Iron Bridge

I was in Shropshire recently, and had the chance to visit the Iron Bridge at Coalbrookdale. Built in 1779, this is the oldest surviving cast iron bridge in the world.

It wasn't the very first metal bridge - an iron bridge was designed in Lyons in 1755, but not completed, while in 1769 iron bridges were built at Kirklees Hall in Yorkshire (spanning 20m), and over a canal at Boroughbridge in Yorkshire. English Heritage still have a sign on the Coalbrookdale bridge proclaiming it "first iron bridge in the world", but what do they know?

Designed by Thomas Pritchard, and constructed by Abraham Darby III, the Iron Bridge was built at the heart of an area pioneering the development of industrial-scale iron smelting.

Today the bridge is recognised as a key monument to the Industrial Revolution - the River Severn Gorge and several other local sites form part of a World Heritage Site; the Iron Bridge is Grade 1 Listed; a Scheduled Ancient Monument; and an ASCE Historic Civil Engineering Landmark. But even when it was first built, the 30m span bridge was recognised as a marvel.

There's no meaningful way to judge the success of this bridge design other than by the mere fact of its achievement at all (without precedent), and its survival for 230 years (assisted by some largely invisible remedial work over the years). Its appearance and construction borrowed heavily on carpentry principles, and its filigree, open appearance was quickly superseded by the stronger designs of Telford, Rennie and others. While it was widely imitated (near-exact replicas were built both at Worlitz and at Raincy, near Paris), it was a jumping off point for others to improve upon, not a definitive prototype.

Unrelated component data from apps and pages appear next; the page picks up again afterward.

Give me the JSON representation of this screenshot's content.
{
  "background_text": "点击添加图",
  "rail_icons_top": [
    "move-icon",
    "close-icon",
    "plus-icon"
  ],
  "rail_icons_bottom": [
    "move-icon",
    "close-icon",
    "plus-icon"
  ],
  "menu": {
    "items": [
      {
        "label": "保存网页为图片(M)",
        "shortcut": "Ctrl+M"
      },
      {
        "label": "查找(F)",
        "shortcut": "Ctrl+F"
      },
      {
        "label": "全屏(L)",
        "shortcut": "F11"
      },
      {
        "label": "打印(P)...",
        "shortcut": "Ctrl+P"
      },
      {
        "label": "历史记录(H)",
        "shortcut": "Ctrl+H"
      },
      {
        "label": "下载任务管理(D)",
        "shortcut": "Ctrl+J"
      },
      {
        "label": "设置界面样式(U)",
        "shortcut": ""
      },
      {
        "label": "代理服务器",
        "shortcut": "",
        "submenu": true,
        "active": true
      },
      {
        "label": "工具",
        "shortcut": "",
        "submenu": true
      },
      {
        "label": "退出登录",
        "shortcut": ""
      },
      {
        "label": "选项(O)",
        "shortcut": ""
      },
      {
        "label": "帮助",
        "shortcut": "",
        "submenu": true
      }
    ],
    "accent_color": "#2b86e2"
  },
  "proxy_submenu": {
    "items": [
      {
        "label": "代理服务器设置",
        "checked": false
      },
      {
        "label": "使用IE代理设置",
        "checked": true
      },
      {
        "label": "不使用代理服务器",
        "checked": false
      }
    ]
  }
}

If pressed to pass judgement, I'd point to the unfortunate peak at the crown as one flaw (a vertically curved deck would look better), and while the south arch spans today look very fitting, these were added several years after the bridge was first built - it originally had a much heavier masonry abutment at this end. However, what I find most remarkable is how aesthetically attractive it is (partly a result of its picturesque setting), especially given that many other prototype bridges in new materials are far more awkward. It's a great shame that similar devotion to appearance isn't being given to present-day innovations, such as fibreglass footbridges, for example.

See also:

1 comment:

Anonymous said...

There has been a significant amount of research conducted into its construction, which might be of interest: